You might think any meat left over after a day’s production run would have to be discarded. Not so. Meat processors are allowed to keep this meat overnight and mix it with the next day’s batch. The industry term for this leftover meat is rework.

“That can lead to problems,” says Michael Hansen, a food scientist at Consumers Union. Using leftover production the next day “is a convenient way to contaminate the product over and over again,” he says. And it makes it difficult to figure out where the contamination starts and stops.

The USDA’s Goldman says rework is a practice “we’ve discouraged, but we have not prohibited.” He tells me USDA is reviewing its policy on rework, even though most companies, he says, don’t use it.

In fact, this mixing of meat from one day to the next was standard procedure at the Topps Meat Co. It could be why the company’s recent recall of frozen ground beef products — 21.7 million pounds — was so large.

This may come as a surprise, but USDA does not have the authority to order a recall of contaminated meat. The agency can only ask a company to voluntarily recall it.

“I just find this to be absurd,” says attorney Marler. “To me, if there’s a problem, we should expect our government to intervene on our behalf.”

Consumer advocates agree. They want Congress to give the Department of Agriculture the power to order meat recalls. The meat industry opposes this idea, saying it wouldn’t change anything.

“There has not been one instance where the product has not been voluntarily recalled at the request of the government,” says James Hodges of the American Meat Institute Foundation.

Critics argue that if USDA had the power to force recalls, things would move more quickly. They point to last week’s voluntary recall of ConAgra frozen pot pies. That recall came four days after USDA linked a salmonella outbreak — that made at least 165 people sick — to those products.

“Most of the best practices for controlling E. coli are not required by the U.S. government,” notes Caroline Smith Dewaal, Director of Food Safety at the Center for Science in the Public Interest. She thinks they should be. I agree.

It’s time for Congress to get off the dime and give USDA the resources and authority it needs to insure the safety of the country’s meat and poultry supply. Lawmakers must require the agency to improve its testing and enforce better production practices.

And Congress, while you’re at it, you need to do the same for the FDA, which regulates the rest of our food supply.

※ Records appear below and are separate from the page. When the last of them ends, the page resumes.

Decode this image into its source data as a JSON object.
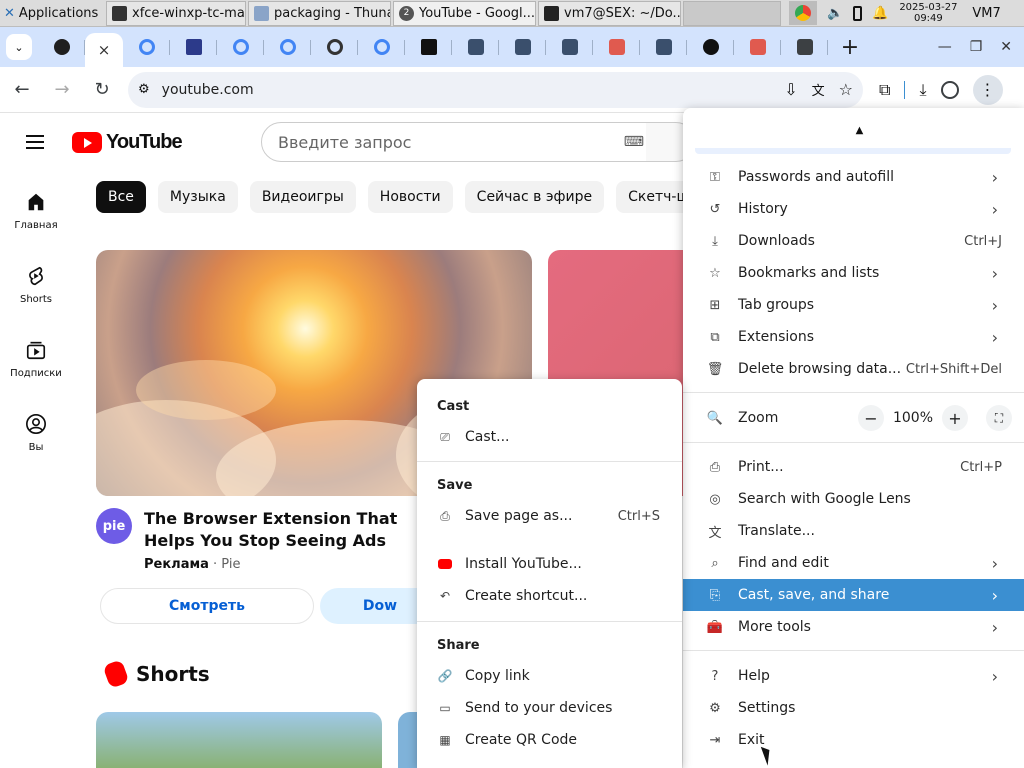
{
  "taskbar": {
    "apps_label": "Applications",
    "tasks": [
      {
        "label": "xfce-winxp-tc-ma...",
        "icon": "terminal-icon"
      },
      {
        "label": "packaging - Thunar",
        "icon": "folder-icon"
      },
      {
        "label": "YouTube - Googl...",
        "icon": "chrome-icon",
        "badge": "2"
      },
      {
        "label": "vm7@SEX: ~/Do...",
        "icon": "terminal-icon"
      }
    ],
    "clock_date": "2025-03-27",
    "clock_time": "09:49",
    "vm_label": "VM7"
  },
  "browser": {
    "url": "youtube.com",
    "tab_close": "×",
    "new_tab": "+",
    "colors": {
      "tabstrip": "#d3e3fd",
      "highlight": "#3b8fd1"
    }
  },
  "youtube": {
    "logo_text": "YouTube",
    "search_placeholder": "Введите запрос",
    "sidebar": [
      {
        "label": "Главная",
        "icon": "home-icon"
      },
      {
        "label": "Shorts",
        "icon": "shorts-icon"
      },
      {
        "label": "Подписки",
        "icon": "subscriptions-icon"
      },
      {
        "label": "Вы",
        "icon": "account-icon"
      }
    ],
    "chips": [
      "Все",
      "Музыка",
      "Видеоигры",
      "Новости",
      "Сейчас в эфире",
      "Скетч-шоу"
    ],
    "ad": {
      "avatar_text": "pie",
      "title": "The Browser Extension That Helps You Stop Seeing Ads",
      "sponsor_label": "Реклама",
      "channel": "Pie",
      "watch_button": "Смотреть",
      "download_button": "Dow"
    },
    "shorts_heading": "Shorts"
  },
  "menu": {
    "items": [
      {
        "label": "Passwords and autofill",
        "icon": "key-icon",
        "chevron": true
      },
      {
        "label": "History",
        "icon": "history-icon",
        "chevron": true
      },
      {
        "label": "Downloads",
        "icon": "download-icon",
        "shortcut": "Ctrl+J"
      },
      {
        "label": "Bookmarks and lists",
        "icon": "star-icon",
        "chevron": true
      },
      {
        "label": "Tab groups",
        "icon": "tab-groups-icon",
        "chevron": true
      },
      {
        "label": "Extensions",
        "icon": "puzzle-icon",
        "chevron": true
      },
      {
        "label": "Delete browsing data...",
        "icon": "trash-icon",
        "shortcut": "Ctrl+Shift+Del"
      }
    ],
    "zoom_label": "Zoom",
    "zoom_value": "100%",
    "zoom_minus": "−",
    "zoom_plus": "+",
    "items2": [
      {
        "label": "Print...",
        "icon": "print-icon",
        "shortcut": "Ctrl+P"
      },
      {
        "label": "Search with Google Lens",
        "icon": "lens-icon"
      },
      {
        "label": "Translate...",
        "icon": "translate-icon"
      },
      {
        "label": "Find and edit",
        "icon": "find-icon",
        "chevron": true
      },
      {
        "label": "Cast, save, and share",
        "icon": "cast-save-icon",
        "chevron": true,
        "highlighted": true
      },
      {
        "label": "More tools",
        "icon": "toolbox-icon",
        "chevron": true
      }
    ],
    "items3": [
      {
        "label": "Help",
        "icon": "help-icon",
        "chevron": true
      },
      {
        "label": "Settings",
        "icon": "gear-icon"
      },
      {
        "label": "Exit",
        "icon": "exit-icon"
      }
    ]
  },
  "submenu": {
    "cast_heading": "Cast",
    "cast_item": "Cast...",
    "save_heading": "Save",
    "save_page": "Save page as...",
    "save_page_shortcut": "Ctrl+S",
    "install": "Install YouTube...",
    "create_shortcut": "Create shortcut...",
    "share_heading": "Share",
    "copy_link": "Copy link",
    "send_devices": "Send to your devices",
    "qr_code": "Create QR Code"
  }
}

In the meantime, anyone using ground beef needs to assume that meat is contaminated and handle it accordingly. That means cooking it thoroughly and preventing cross-contamination. You, dear consumer, are the last line of defense.